• Thanks. It seems that I'm a very poor pong player. I lost 1:10 ;) Maybe because it felt very weird that the computer is on the right side playing and not the human ;) Jan 2, 2011 at 21:46

after several iterations, if your paddle (that is yours or the AI's depending on your perspective) is too close to the top or bottom of the screen it is simply impossible to cover the distance required. The paddle can easily just follow the y-value of the ball. If you are too far you'll miss.

Alternatively, you can have the AI reset to center after each hit, or travel toward the center as long as the ball is moving away (i.e. toward the opponent)

Or more briefly:
- move toward the center while the ball is moving away - imitate y-coordinate of ball while it is approaching.
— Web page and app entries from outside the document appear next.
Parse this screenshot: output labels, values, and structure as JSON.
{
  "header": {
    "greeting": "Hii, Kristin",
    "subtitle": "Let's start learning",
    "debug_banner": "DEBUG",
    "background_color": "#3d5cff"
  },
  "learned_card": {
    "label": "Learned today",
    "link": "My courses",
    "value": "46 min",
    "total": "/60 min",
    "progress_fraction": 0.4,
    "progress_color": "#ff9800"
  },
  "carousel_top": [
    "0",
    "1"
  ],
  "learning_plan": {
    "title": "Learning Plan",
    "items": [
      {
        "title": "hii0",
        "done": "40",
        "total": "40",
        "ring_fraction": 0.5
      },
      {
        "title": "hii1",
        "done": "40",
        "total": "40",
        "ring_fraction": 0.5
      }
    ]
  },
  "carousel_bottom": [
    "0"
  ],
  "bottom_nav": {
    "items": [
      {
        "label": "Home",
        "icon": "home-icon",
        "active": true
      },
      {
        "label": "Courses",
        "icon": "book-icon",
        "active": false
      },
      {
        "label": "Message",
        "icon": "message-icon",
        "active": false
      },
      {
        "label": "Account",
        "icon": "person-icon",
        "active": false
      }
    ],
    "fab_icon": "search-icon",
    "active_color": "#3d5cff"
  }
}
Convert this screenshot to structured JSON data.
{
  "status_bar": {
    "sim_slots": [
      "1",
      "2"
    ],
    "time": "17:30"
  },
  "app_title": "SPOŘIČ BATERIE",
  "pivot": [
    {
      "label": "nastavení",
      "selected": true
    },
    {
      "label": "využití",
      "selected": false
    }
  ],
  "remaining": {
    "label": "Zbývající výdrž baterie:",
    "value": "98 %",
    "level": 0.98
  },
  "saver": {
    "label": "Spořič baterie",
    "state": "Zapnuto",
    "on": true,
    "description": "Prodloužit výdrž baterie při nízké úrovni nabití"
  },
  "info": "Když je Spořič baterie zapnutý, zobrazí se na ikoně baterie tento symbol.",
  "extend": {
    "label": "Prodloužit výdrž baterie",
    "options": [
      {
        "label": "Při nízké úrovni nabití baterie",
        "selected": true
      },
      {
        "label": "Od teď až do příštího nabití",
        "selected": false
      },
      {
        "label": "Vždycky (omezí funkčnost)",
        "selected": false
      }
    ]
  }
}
from here you can change the difficulty by making the y-coord imitation mechanism slower than the ball (more consistent, and probably what the original implementation was like; as difficulties are abstracted into simple speed coefficients), or adding random error to each movement or otherwise.